- [Entries from a dataset of interfaces]
[Start of section]

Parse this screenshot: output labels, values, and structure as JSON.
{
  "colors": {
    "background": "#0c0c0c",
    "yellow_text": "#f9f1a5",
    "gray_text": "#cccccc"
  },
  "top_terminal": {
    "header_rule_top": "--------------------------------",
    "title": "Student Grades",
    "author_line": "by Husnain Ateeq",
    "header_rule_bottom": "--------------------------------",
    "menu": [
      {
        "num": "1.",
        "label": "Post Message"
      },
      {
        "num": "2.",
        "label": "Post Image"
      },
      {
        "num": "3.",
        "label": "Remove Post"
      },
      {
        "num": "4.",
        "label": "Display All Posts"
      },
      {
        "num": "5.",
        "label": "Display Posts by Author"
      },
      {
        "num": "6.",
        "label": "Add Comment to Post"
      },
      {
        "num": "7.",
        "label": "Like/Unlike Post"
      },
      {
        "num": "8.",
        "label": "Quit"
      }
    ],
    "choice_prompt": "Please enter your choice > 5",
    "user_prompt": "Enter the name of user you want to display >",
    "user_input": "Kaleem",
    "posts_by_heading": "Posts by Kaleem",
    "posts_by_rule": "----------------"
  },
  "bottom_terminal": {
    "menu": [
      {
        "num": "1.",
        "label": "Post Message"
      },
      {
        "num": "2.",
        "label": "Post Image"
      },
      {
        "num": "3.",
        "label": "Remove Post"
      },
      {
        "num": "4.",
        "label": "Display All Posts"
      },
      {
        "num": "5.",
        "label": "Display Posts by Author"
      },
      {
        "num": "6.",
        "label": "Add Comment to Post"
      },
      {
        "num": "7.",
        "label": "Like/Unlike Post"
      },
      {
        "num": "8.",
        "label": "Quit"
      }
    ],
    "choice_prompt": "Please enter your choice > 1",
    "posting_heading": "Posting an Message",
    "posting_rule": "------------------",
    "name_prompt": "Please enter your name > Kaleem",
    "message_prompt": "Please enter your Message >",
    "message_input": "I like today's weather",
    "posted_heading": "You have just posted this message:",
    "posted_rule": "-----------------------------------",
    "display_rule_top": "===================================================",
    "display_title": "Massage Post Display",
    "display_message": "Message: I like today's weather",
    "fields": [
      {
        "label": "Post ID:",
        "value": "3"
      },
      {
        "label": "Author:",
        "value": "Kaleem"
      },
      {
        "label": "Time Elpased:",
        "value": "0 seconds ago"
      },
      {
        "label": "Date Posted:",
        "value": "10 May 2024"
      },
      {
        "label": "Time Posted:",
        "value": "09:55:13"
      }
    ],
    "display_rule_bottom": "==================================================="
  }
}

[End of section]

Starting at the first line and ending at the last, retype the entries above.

Parse this screenshot: output labels, values, and structure as JSON.
{
  "colors": {
    "background": "#0c0c0c",
    "yellow_text": "#f9f1a5",
    "gray_text": "#cccccc"
  },
  "top_terminal": {
    "header_rule_top": "--------------------------------",
    "title": "Student Grades",
    "author_line": "by Husnain Ateeq",
    "header_rule_bottom": "--------------------------------",
    "menu": [
      {
        "num": "1.",
        "label": "Post Message"
      },
      {
        "num": "2.",
        "label": "Post Image"
      },
      {
        "num": "3.",
        "label": "Remove Post"
      },
      {
        "num": "4.",
        "label": "Display All Posts"
      },
      {
        "num": "5.",
        "label": "Display Posts by Author"
      },
      {
        "num": "6.",
        "label": "Add Comment to Post"
      },
      {
        "num": "7.",
        "label": "Like/Unlike Post"
      },
      {
        "num": "8.",
        "label": "Quit"
      }
    ],
    "choice_prompt": "Please enter your choice > 5",
    "user_prompt": "Enter the name of user you want to display >",
    "user_input": "Kaleem",
    "posts_by_heading": "Posts by Kaleem",
    "posts_by_rule": "----------------"
  },
  "bottom_terminal": {
    "menu": [
      {
        "num": "1.",
        "label": "Post Message"
      },
      {
        "num": "2.",
        "label": "Post Image"
      },
      {
        "num": "3.",
        "label": "Remove Post"
      },
      {
        "num": "4.",
        "label": "Display All Posts"
      },
      {
        "num": "5.",
        "label": "Display Posts by Author"
      },
      {
        "num": "6.",
        "label": "Add Comment to Post"
      },
      {
        "num": "7.",
        "label": "Like/Unlike Post"
      },
      {
        "num": "8.",
        "label": "Quit"
      }
    ],
    "choice_prompt": "Please enter your choice > 1",
    "posting_heading": "Posting an Message",
    "posting_rule": "------------------",
    "name_prompt": "Please enter your name > Kaleem",
    "message_prompt": "Please enter your Message >",
    "message_input": "I like today's weather",
    "posted_heading": "You have just posted this message:",
    "posted_rule": "-----------------------------------",
    "display_rule_top": "===================================================",
    "display_title": "Massage Post Display",
    "display_message": "Message: I like today's weather",
    "fields": [
      {
        "label": "Post ID:",
        "value": "3"
      },
      {
        "label": "Author:",
        "value": "Kaleem"
      },
      {
        "label": "Time Elpased:",
        "value": "0 seconds ago"
      },
      {
        "label": "Date Posted:",
        "value": "10 May 2024"
      },
      {
        "label": "Time Posted:",
        "value": "09:55:13"
      }
    ],
    "display_rule_bottom": "==================================================="
  }
}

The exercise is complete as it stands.